Fig. 1 represents a fragment of a left molar of the upper jaw; though a mutilated specimen. it clearly shews the same complicated »flexures of the crown, compared with fig. 2, which is the fourth left upper molar of the existing horse. Fig. 3, shews the fourth and fifth .molars of the left lower jaw-of the fossil, and fig. 4, the same teeth of
'tbe Sivatherium, by Messrs. FALCONER and CAUTLEY. ~
The shells of the red marl, alluded to above, are perfectly identical, both ‘in form and state of preservation, with those we received with the collection of Ava fossils from Colonel Bonner.‘ No drawing is given of these shells in Professor BUcxLAND’s account of the‘Bur\mese Mastodon, and he remarks, that “ neither the insulated concretions from Ava, nor those adhering to the bones, contain traces of any kind of shells ;” but on noticing the peculiarities of the tertiary strata. in the neighbourhood, he says, “among the most remarkable of these strata is a fresh-‘water deposit of blue and marly clay, containing abundantly shells that belong exclusively to a large and thick species of Cyrena.-" This doubtless coincides with figs. 45, 46, of our plate :-and further, “ also a ' dark-coloured slaty lime-stone, containing shells which Mr. Sowsnsv has identified with some that occur in our London clay. There is also, from the hills opposite Prome, granular yellow sandy lime-stone, containing fragments of marine shells, and much resembling the calcaire grossier of the -environs of Paris.” This I presume alludes to the spiral univalve, fig. 44, which [find pre

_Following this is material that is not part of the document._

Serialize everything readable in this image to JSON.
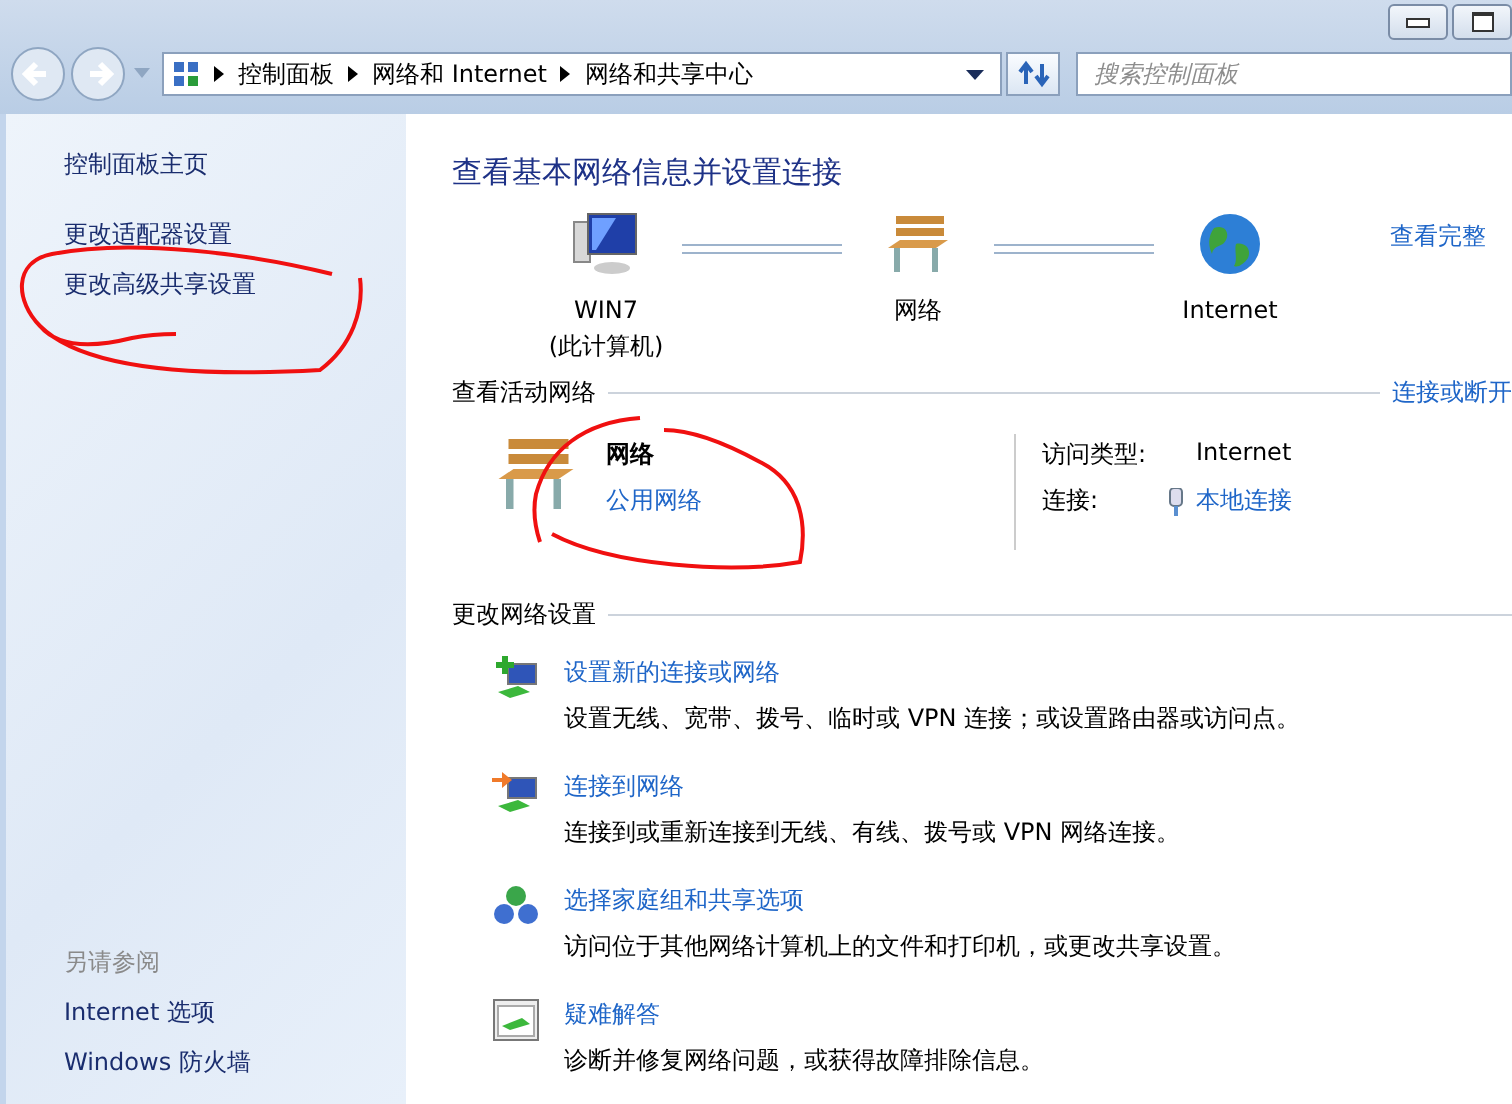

cisely among Colonel BU1ms:Y's specimens, and which much resembles the principal shell of the calcaire grossiér.—En. '